That's not all bad. If I wanted an instrumentation omni, I'd buy a small capsule unit with a small body. I was looking for a musical tool when I purchased a trio of OmniMice (Mouses?) to stuff into a Decca tree. The biggest surprise was in how beautifully this mic reproduces a near-field vocal. I hadn't planned on using it for that application, but after accidentally trying it on a voice, I've used it often ever since on male and female lead vocals. In several recording sessions, I've received raving responses from vocalists and voice-over artists after they've heard the playback from the OmniMouse. I've also used the OmniMouse in conjunction with a Royer R122 in M/S configuration to pickup a horn section and that was about as realistic a section as I've ever recorded. It just jumped into the mix with depth and width, far more interestingly than with either a U87 or a C414ULS in omni mode.

Once I realized this was a more versatile tool than I'd anticipated, I began to use it on all kinds of acoustic sources; from studio group voices to acoustic guitar to solo flute and classical cello. I have yet to find an application where I've been disappointed by the OmniMouse and I can't recommend this mic too strongly. Now I wonder if I'd like the Bottle with the B4 capsule?

Copyright © 2007 Wirebender Audio Systems

1 comment:

Rob said...

+1 "I can't recommend this mic too strongly"

Wirebender Audio Rants

Over the dozen years I taught audio engineering at Musictech College and McNally Smith College of Music, I accumulated a lot of material that might be useful to all sorts of budding audio techs and musicians.

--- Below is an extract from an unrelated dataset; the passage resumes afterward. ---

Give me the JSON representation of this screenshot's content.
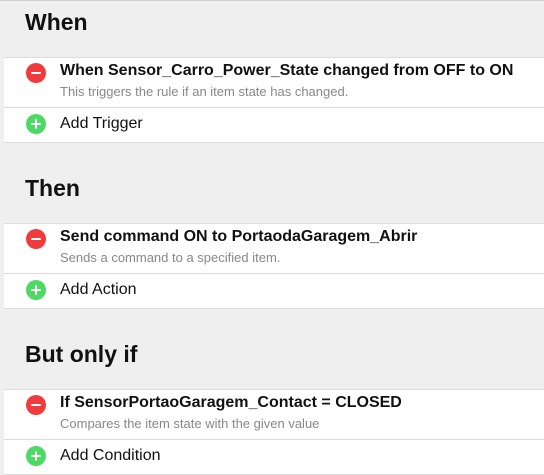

This site will include comments and questions about professional audio standards, practices, and equipment. I will add occasional product reviews with as many objective and irrational opinions as possible.